And for some of our accustomed decay, this, from Marist Polls:
'On July 4 we celebrate Independence Day. From which country did the United States win its independence?' A gimme, right? Everybody knows this, right? Look here for the results. Not as good as one might wish. Generally the older, the whiter, and the maler a respondent was, the more likely the right answer

Saturday, July 3, 2010

Obama makes expected immigration-amnesty move

And John Derbyshire, sly conservative, rips it:
Hoo boy, I've got a big fat juicy target here. Barack Obama delivered a speech on immigration. My mouth was watering.
The president did not disappoint. Every weary old cliché of the open-borders lobbyists was in that speech. "Nation of immigrants"? Check. "Seeking a better life"? Check. "Broken system"? Check. "Impossible to deport 11 million people"? Check. "Breaking up families"? Check. "They must get in line"? Check. "E pluribus unum"? Check. "Statue of Liberty"? Check. "Emma Lazarus"? Check. This speech was a cliché-o-rama.

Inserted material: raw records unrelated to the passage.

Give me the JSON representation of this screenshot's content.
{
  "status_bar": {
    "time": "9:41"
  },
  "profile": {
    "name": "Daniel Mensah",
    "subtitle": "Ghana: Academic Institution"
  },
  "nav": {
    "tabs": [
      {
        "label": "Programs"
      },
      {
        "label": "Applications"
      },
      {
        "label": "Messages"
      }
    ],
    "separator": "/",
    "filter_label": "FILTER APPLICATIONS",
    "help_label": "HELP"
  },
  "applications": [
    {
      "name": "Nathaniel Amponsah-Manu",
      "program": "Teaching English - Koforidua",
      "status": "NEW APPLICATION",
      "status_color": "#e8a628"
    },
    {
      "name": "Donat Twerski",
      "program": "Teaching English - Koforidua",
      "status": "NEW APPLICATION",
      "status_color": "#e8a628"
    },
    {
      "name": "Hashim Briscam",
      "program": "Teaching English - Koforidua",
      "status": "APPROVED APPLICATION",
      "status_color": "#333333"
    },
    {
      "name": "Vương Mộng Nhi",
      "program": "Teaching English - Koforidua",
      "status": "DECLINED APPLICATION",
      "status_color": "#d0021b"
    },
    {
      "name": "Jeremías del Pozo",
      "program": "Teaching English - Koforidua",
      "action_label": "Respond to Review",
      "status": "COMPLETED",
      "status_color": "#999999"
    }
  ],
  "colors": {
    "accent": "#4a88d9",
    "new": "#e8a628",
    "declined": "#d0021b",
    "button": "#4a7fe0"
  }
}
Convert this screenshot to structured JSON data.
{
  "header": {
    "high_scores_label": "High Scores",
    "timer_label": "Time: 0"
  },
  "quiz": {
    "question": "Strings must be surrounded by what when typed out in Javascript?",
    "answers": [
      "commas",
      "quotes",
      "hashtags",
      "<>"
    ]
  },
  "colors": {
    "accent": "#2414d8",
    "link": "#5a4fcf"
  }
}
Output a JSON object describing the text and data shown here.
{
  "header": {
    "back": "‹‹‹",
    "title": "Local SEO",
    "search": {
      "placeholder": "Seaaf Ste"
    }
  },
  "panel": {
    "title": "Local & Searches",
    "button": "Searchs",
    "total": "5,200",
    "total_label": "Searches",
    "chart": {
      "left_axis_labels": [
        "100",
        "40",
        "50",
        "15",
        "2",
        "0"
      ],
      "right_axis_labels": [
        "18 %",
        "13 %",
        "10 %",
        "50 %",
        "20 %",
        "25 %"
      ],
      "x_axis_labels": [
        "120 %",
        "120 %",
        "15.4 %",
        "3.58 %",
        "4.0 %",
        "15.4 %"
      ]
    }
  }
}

Derbyshire is a mathematician, an immigrant himself from America's mother country, and thoroughly entertaining guy. Don't nearly agree with him on everything but always enjoy his take on things. I read the transcript of his weekly radio program here, though you can also listen to a rebroadcast.
The longer Obama runs, the less confidence I feel in his judgment. If there's a move that will anger almost everyone but the cheap-labor Rs and the racialist pressure groups, it's a move to hand out amnesty to illegal aliens present in the country now, and as far as most people are concerned, if the illegals are still here when the dust clears, there has been an amnesty. Why don't we find out if we can deport 12 million people before we just declare it impossible?